_Element data from apps and pages_
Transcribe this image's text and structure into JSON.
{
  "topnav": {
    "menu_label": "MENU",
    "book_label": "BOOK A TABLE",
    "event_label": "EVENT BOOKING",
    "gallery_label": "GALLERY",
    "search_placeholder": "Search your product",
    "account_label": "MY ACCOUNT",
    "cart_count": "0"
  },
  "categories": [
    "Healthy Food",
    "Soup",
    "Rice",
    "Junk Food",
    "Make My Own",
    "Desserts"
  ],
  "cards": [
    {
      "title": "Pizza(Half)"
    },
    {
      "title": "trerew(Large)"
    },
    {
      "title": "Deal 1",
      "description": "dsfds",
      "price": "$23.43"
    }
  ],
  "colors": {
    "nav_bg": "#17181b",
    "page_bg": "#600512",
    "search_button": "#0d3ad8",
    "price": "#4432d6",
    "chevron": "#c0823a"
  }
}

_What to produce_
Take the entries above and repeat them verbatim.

_Exercise output_
Transcribe this image's text and structure into JSON.
{
  "topnav": {
    "menu_label": "MENU",
    "book_label": "BOOK A TABLE",
    "event_label": "EVENT BOOKING",
    "gallery_label": "GALLERY",
    "search_placeholder": "Search your product",
    "account_label": "MY ACCOUNT",
    "cart_count": "0"
  },
  "categories": [
    "Healthy Food",
    "Soup",
    "Rice",
    "Junk Food",
    "Make My Own",
    "Desserts"
  ],
  "cards": [
    {
      "title": "Pizza(Half)"
    },
    {
      "title": "trerew(Large)"
    },
    {
      "title": "Deal 1",
      "description": "dsfds",
      "price": "$23.43"
    }
  ],
  "colors": {
    "nav_bg": "#17181b",
    "page_bg": "#600512",
    "search_button": "#0d3ad8",
    "price": "#4432d6",
    "chevron": "#c0823a"
  }
}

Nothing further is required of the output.